**ASSIGNED TASK:**
Check each line of the entries below for the word "name", then state how many lines have it and nothing more.

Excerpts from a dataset
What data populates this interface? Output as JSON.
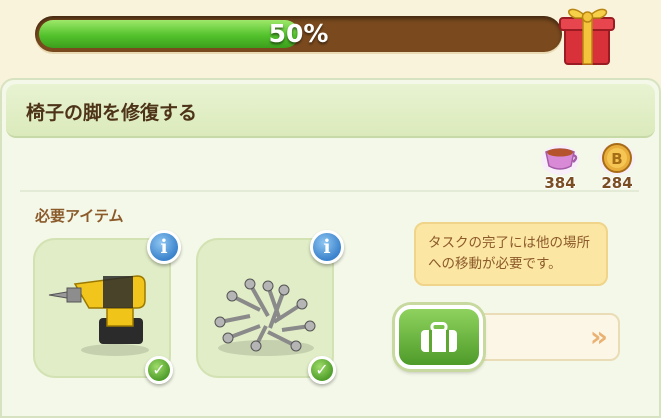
{
  "progress": {
    "percent": 0.5,
    "label": "50%"
  },
  "panel": {
    "title": "椅子の脚を修復する"
  },
  "resources": [
    {
      "name": "cup",
      "icon": "tea-cup-icon",
      "value": "384"
    },
    {
      "name": "coin",
      "icon": "coin-icon",
      "value": "284"
    }
  ],
  "requirements": {
    "label": "必要アイテム",
    "items": [
      {
        "name": "drill",
        "icon": "power-drill-icon",
        "completed": true
      },
      {
        "name": "screws",
        "icon": "screws-icon",
        "completed": true
      }
    ]
  },
  "hint": {
    "text": "タスクの完了には他の場所への移動が必要です。"
  },
  "move": {
    "icon": "suitcase-icon",
    "arrows": "»",
    "accent": "#eab173"
  },
  "colors": {
    "progress_fill": "#53c22c",
    "progress_track": "#7a4a1e",
    "panel_header": "#dbeabb",
    "title_text": "#4d3419"
  }
}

**RESULT OF THE TASK:**
4